About the Corps

The Plymouth Fife and Drum Corps consists of 40 to 50 students, ranging in ages 12 – 18, who gather from Plymouth and surrounding communities year round in preparation for their performance season. Its members are self-supporting and dedicated to preserving the ancient arts of color guard, fifing, and drumming through live performances at parades, historical and patriotic celebrations, concerts, cultural affairs, and other civic events.

Each year the Plymouth Fife and Drum Corps performs 40-50 times, from April to October, throughout the State of Michigan and elsewhere. A tour toward the end of summer is a highlight of the performance season. Over the years, tours have taken the Corps to numerous forts, musters and historical sites, as well as Philadelphia, PA, New York, NY, Washington D.C., Montreal, Canada, and Boston, MA.

Our music spans the 17th to 20th centuries with an emphasis on music played during the Revolutionary War. Presentations focus on strong personal and group discipline, musical excellence, and marching precision. The Corps’ music features medleys of traditional tunes rearranged into three and four-part harmonies. Drum scores range from traditional settings to a more contemporary rudimental idiom, occasionally borrowing elements from modern drum and bugle corps.
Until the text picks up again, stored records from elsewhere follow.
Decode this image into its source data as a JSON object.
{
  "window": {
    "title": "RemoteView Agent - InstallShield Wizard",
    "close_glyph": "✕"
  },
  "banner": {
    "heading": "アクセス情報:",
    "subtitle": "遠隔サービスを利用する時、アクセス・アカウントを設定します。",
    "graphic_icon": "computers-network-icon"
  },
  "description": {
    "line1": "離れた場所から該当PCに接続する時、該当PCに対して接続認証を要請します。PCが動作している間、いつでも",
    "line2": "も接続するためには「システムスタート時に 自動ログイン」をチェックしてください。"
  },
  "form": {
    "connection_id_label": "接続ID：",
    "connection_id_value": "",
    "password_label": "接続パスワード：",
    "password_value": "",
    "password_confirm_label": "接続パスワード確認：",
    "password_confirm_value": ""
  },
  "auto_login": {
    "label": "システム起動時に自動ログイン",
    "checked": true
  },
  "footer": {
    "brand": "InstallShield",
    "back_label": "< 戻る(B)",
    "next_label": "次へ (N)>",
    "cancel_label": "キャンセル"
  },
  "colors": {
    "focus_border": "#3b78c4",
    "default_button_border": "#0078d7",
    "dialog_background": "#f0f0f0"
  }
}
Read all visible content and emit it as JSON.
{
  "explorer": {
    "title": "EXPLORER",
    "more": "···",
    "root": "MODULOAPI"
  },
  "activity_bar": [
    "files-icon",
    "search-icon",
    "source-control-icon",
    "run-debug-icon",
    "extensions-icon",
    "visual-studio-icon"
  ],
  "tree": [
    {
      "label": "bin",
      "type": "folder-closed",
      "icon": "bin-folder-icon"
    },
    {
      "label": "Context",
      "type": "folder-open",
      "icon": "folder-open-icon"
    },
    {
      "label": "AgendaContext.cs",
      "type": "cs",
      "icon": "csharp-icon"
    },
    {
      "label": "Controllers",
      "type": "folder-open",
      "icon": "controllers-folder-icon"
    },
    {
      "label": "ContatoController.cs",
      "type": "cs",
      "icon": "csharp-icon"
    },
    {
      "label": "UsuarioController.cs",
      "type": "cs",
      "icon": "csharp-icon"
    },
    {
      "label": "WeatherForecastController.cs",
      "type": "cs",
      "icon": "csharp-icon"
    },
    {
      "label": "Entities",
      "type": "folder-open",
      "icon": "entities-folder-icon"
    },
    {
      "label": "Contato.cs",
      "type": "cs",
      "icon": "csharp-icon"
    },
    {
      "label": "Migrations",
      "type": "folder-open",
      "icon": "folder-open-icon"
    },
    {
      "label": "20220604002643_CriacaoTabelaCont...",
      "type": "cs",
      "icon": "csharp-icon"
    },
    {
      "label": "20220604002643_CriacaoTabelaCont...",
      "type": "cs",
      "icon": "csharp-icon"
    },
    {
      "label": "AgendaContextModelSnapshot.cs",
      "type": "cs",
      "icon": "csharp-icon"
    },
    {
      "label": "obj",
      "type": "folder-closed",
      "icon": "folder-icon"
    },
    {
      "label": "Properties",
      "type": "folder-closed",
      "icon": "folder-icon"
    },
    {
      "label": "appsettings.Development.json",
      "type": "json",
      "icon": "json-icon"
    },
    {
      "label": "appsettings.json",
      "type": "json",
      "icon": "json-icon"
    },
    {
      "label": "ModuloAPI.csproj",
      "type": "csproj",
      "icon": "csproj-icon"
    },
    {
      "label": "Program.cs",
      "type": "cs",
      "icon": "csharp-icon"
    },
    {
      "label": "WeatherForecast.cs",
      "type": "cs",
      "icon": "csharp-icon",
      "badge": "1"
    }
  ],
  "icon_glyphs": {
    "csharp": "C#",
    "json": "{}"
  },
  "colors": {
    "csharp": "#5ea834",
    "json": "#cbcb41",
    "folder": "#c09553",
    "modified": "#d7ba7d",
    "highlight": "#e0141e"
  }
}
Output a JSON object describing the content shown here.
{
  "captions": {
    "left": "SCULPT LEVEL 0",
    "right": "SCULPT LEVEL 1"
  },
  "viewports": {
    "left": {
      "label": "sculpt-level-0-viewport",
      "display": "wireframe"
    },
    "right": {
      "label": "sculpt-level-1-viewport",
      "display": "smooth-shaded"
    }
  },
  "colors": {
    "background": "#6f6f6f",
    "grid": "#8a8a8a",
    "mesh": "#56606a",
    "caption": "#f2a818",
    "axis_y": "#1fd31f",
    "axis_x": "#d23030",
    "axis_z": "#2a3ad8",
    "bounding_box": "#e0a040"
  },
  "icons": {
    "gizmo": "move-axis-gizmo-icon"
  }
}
The 10 pound, red and white and blue uniform currently worn by the Corps is a replica of George Washington’s personal Life Guard or foot soldiers (1776-1783). These uniforms have 64 buttons of real pewter, but no zippers. The uniform consists of a buff waistcoat, blue Continental coat with red trim, white shirt, leather neck stock, buff knee breeches, black tricorn hat and white knee socks. The uniforms debuted in 1987, during the year the Corps performed in Philadelphia, marking the 200th anniversary of the signing of the Constitution of the United States.

The Corps plays two piece, 10 hole wood fifes, and rope tension snare and bass drums. The McDonagh fifes are in the key of B flat and made of grenadilla wood. The color guard consists of one spontoon (a short pike), one halberd (an ax head mounted on a shaft), two Brown Bess muskets (used bythe armies of Europe and America for nearly 200 years; 1690 to 1830), two British hangars (swords); and six flags. The flags include the Bennington flag (carried by Ethan Allen’s Green Mountain Boys of Vermont during their capture of Fort Ticonderoga from the British in 1775), the Betsy Ross flag (flown by the Pennsylvania navy in 1777, but probably not carried by a land unit), the “Don’t Tread on Me” flag (common symbol used by the colonies during the Revolutionary war), the Commander in Chief’s flag (used by Washington’s private guard indicating his presence), the Grand Union flag (otherwise known as the Continental Colors of 1776), and the State of Michigan flag.

Instructional Staff
Director – Jim Predhomme
Color Guard Instructor – Jessica Rollinger-Kelly
Drum Instructor – Brad Moore
Fife Instructor – Ed Ungerman
Fife Instructor – Elizabeth Manning